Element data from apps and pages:
▬▬▬
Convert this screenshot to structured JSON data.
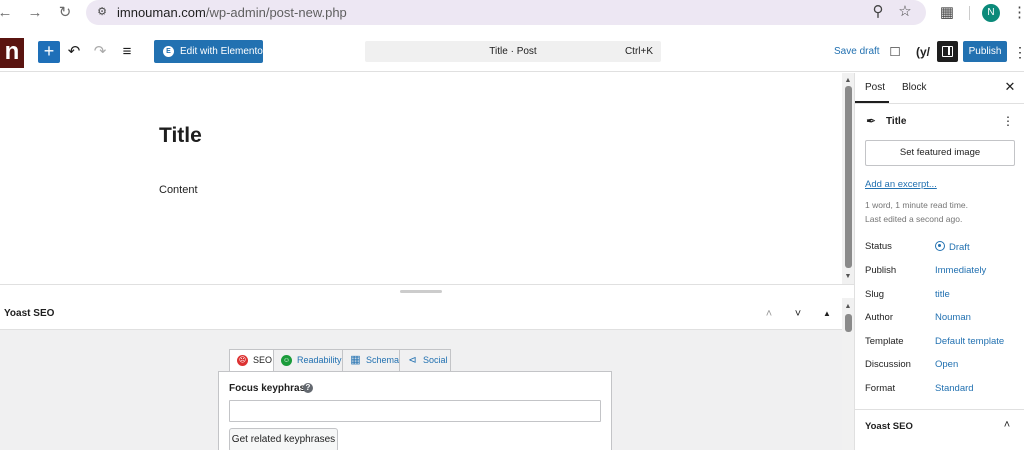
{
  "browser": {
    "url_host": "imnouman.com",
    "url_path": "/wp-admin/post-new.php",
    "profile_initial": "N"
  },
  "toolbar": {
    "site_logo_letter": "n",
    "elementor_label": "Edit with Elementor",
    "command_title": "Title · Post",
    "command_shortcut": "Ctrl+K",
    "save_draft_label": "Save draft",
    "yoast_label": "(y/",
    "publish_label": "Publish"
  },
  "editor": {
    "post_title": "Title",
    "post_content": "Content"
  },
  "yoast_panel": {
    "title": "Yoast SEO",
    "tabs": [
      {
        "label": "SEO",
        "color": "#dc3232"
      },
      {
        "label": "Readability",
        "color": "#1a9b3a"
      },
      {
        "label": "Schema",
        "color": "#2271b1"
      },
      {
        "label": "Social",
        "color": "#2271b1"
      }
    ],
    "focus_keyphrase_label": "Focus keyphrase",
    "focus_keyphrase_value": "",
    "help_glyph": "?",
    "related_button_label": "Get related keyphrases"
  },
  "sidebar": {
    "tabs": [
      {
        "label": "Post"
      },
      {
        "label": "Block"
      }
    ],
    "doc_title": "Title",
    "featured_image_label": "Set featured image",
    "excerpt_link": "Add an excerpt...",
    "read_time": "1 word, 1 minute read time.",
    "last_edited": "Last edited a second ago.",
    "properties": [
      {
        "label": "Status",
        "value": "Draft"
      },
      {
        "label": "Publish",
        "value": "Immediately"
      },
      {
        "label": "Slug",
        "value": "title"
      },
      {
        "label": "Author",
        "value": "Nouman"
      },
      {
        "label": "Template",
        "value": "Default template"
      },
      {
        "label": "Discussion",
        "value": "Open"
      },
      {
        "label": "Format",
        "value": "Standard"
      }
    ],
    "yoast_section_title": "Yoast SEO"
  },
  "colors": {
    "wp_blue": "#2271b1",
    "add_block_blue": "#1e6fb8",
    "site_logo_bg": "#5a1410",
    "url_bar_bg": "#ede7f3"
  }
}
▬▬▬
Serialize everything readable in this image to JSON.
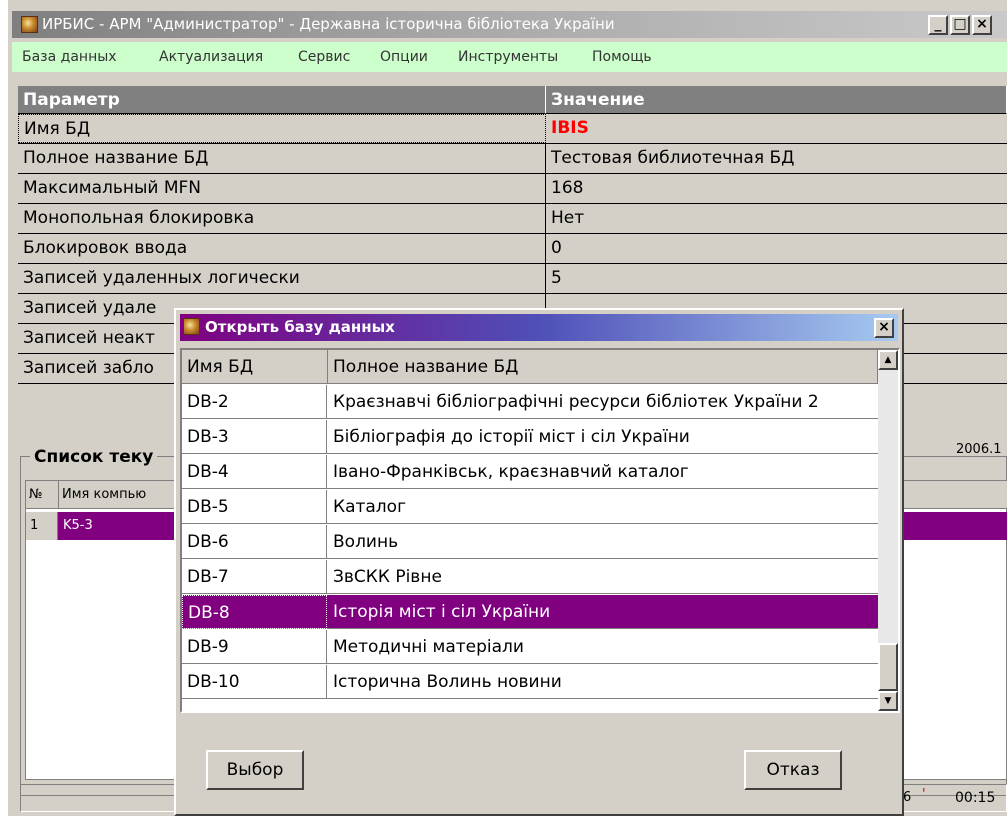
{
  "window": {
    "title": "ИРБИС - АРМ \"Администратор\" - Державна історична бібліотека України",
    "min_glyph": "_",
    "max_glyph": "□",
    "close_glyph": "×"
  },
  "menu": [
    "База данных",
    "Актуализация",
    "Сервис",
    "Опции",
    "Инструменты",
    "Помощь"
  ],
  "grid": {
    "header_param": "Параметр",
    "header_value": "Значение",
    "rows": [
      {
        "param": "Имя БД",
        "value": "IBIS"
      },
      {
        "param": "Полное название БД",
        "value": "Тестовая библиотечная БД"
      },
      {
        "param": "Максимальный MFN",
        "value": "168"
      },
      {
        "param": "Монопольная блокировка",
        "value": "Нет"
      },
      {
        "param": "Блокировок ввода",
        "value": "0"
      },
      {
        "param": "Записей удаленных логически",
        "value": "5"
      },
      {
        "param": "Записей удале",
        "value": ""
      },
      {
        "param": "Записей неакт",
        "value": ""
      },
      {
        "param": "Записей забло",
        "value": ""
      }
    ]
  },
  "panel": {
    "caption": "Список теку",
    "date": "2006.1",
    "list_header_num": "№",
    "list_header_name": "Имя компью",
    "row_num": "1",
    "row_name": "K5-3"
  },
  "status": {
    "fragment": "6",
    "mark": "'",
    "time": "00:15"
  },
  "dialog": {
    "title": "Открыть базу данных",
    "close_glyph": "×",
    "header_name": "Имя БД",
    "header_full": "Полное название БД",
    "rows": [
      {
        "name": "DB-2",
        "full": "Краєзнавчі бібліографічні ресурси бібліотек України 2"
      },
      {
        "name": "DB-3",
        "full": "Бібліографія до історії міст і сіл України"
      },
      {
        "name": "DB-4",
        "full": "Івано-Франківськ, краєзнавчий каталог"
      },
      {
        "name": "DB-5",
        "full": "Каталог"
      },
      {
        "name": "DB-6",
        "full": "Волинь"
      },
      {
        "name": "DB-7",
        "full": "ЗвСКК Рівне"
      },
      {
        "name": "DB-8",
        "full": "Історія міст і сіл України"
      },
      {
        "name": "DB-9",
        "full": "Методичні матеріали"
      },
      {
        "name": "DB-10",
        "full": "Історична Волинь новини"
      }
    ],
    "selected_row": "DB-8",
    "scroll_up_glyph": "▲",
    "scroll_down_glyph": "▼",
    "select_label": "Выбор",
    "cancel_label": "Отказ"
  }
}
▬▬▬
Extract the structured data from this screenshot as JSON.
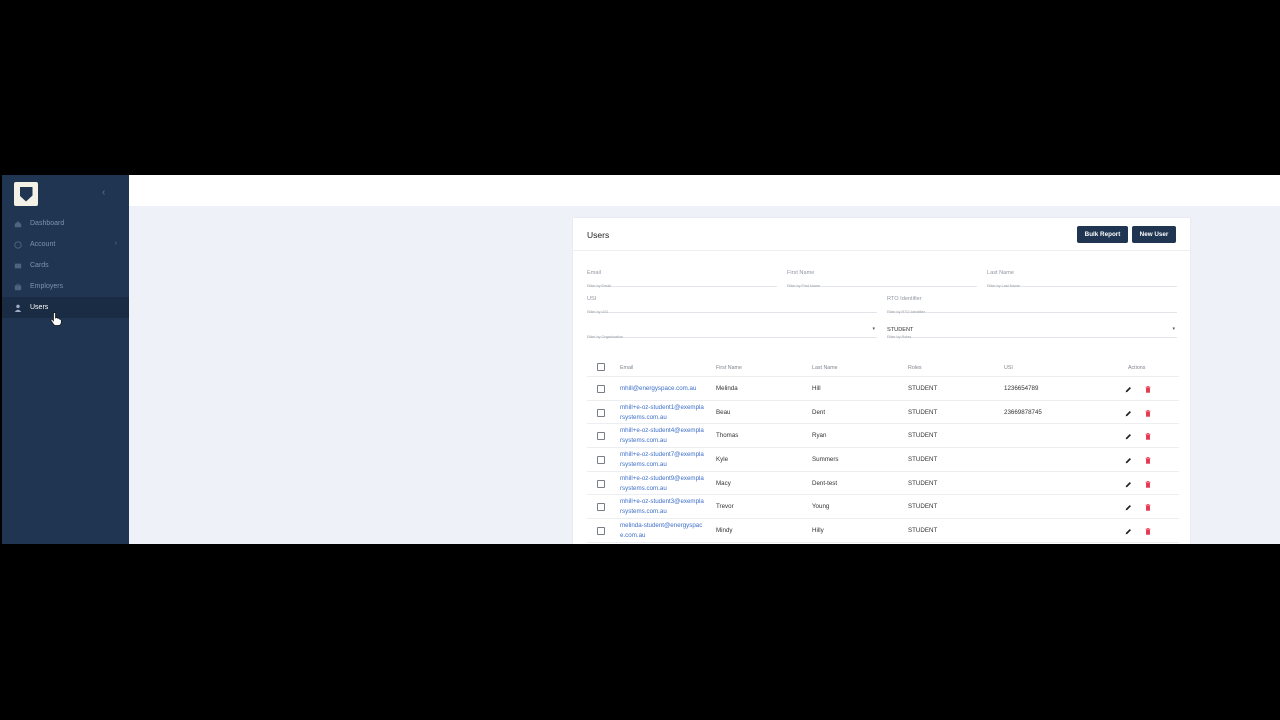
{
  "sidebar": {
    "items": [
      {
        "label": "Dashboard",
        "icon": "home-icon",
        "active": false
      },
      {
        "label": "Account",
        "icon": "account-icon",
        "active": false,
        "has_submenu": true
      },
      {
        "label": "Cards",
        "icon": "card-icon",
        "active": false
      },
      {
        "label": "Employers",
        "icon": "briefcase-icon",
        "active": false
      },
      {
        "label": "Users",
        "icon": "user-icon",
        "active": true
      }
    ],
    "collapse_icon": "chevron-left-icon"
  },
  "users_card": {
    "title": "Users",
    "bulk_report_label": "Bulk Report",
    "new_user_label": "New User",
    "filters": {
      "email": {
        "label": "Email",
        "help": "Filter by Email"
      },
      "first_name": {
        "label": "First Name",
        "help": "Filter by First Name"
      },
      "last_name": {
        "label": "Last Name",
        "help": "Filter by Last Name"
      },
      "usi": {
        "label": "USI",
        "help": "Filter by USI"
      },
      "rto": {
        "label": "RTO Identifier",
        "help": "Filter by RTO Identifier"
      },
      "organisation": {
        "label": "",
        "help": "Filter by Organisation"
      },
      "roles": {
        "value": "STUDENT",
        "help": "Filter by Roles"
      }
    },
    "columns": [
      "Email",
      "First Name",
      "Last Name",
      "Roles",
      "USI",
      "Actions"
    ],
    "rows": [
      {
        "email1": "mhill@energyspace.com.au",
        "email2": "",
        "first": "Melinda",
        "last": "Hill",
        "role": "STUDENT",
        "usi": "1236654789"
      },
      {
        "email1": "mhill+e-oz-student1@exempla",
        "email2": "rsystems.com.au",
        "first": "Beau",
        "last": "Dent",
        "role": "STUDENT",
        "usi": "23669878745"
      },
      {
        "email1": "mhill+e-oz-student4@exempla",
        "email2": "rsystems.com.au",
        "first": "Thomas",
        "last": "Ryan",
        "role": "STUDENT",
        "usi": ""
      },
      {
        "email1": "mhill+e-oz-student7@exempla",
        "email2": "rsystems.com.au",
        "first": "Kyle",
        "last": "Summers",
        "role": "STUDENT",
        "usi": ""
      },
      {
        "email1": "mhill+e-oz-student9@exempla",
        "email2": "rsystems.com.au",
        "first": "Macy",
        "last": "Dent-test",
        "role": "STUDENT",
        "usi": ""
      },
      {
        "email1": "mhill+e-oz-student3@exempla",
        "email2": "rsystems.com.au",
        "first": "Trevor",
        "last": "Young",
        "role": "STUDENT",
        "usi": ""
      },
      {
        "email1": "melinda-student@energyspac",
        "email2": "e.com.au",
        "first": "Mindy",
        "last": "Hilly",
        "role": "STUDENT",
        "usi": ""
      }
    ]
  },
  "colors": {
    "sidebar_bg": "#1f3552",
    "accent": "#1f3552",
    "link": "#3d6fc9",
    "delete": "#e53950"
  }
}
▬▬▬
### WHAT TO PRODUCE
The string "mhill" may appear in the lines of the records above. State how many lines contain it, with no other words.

### ANSWER FOR THE TASK
6